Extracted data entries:
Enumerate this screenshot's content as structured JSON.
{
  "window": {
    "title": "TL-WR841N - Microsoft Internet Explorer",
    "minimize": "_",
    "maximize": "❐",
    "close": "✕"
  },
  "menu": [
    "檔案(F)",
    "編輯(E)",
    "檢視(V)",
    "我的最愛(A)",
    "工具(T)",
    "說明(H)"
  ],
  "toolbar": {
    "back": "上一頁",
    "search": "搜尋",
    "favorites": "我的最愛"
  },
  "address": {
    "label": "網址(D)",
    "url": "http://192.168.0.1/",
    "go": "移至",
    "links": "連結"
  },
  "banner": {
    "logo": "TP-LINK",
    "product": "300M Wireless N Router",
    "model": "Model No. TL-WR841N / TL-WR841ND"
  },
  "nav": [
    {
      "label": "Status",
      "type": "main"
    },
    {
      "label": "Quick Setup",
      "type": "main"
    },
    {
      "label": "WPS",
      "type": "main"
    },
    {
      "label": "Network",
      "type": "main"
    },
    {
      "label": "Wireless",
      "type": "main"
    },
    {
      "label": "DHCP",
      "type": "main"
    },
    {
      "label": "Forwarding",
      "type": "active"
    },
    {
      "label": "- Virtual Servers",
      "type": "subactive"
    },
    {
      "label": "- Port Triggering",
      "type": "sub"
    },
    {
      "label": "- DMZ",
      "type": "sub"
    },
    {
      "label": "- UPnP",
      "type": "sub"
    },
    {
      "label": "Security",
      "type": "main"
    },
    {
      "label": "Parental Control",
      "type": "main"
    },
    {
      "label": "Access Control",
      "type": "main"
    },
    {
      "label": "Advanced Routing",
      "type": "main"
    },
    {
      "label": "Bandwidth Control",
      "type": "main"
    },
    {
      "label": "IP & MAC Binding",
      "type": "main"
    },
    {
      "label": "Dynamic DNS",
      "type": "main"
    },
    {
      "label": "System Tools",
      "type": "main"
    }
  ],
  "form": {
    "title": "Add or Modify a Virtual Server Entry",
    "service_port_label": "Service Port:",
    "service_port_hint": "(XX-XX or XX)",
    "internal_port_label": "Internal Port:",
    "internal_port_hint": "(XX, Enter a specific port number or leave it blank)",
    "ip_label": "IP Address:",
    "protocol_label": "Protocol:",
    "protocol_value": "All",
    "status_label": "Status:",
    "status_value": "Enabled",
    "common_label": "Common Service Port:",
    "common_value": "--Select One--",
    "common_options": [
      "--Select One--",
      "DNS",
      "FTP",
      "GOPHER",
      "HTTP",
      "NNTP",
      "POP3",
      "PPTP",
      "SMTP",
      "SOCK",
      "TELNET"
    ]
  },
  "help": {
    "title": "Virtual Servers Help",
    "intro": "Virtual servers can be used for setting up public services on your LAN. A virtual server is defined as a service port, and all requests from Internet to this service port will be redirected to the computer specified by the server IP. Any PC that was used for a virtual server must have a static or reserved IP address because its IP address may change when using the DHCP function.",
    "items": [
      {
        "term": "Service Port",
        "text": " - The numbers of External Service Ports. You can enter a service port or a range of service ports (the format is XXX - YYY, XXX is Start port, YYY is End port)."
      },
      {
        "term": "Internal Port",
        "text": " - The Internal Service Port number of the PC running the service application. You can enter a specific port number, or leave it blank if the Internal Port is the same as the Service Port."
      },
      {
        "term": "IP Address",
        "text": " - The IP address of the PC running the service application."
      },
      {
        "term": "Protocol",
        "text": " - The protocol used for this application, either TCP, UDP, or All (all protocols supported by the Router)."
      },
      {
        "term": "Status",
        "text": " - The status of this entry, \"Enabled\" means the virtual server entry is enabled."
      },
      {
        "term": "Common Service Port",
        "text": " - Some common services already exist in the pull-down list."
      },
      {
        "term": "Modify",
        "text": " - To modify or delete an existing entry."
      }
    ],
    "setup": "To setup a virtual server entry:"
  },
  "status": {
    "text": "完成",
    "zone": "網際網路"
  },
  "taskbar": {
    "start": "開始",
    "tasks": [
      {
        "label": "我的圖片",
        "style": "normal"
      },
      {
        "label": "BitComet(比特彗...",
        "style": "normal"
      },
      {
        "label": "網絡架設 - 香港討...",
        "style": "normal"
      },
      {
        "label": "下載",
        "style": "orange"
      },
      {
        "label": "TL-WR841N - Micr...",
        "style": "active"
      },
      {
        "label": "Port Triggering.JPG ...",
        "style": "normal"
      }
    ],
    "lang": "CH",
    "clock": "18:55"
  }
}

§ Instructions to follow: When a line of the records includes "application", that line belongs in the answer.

§ Solved problem:
        "text": " - The Internal Service Port number of the PC running the service application. You can enter a specific port number, or leave it blank if the Internal Port is the same as the Service Port."
        "text": " - The IP address of the PC running the service application."
        "text": " - The protocol used for this application, either TCP, UDP, or All (all protocols supported by the Router)."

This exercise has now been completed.